So how does the Cape Wrath Ultra compare to the closest possible comparison – Marathon des Sables. Those participants who had done both, agreed that the Cape Wrath Ultra was a lot tougher. No rest day and more mountain running and altitude gain placed the Cape Wrath Ultra in its own league of toughness.
Not only did we finish but we completed the Cape Wrath Ultra proud of our achievements in this foreign, unforgiving wilderness. Our preparation had been perfect and we got stronger as the event progressed, evidenced by our progressively improving position in the overall rankings.
The event is the brainchild of Ourea Events, a UK based trail and mountain running event company headed up by softly spoken, mountain runner and explorer, Shane Ohly. The inaugural event took place in 2016 and is run every two years, so if you’re interested in the Cape Wrath Ultra, you will have to be patient because the next running of this expedition will only be in May 2020 – but rest assured this event it worth waiting for.
Looking back down the course over Loch Glencoul on Day 7.
Tent life was fine when the weather played its part and one could open doors and dry clothes on a farmer’s wall. Oh, and that hill in the background was how we finished Day 5, running straight down.

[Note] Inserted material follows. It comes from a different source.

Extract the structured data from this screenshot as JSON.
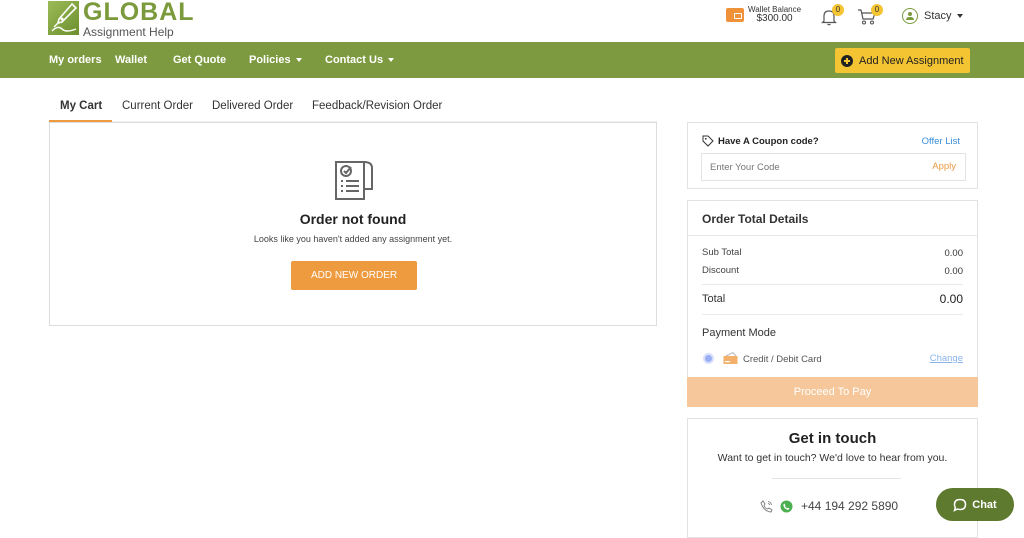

Filippo, in his element on a trackless section approaching a descent into a landscape of lochs
Day 7 camp – Kinlochbervie – with the colourful array of runners’ dry-bags neatly arranged on the grass
The Loch Linnhe ferry taking runners to the start of Day 1. The impending weather would break later that day into rain lasting 36 hours
Day 1 camp – Glenfinnan. The train viaduct in the background made famous by the Harry Potter movies
Filippo cresting another climb on Day 4
The falls of Glomach – another spectacular waterfall runners pass on day 4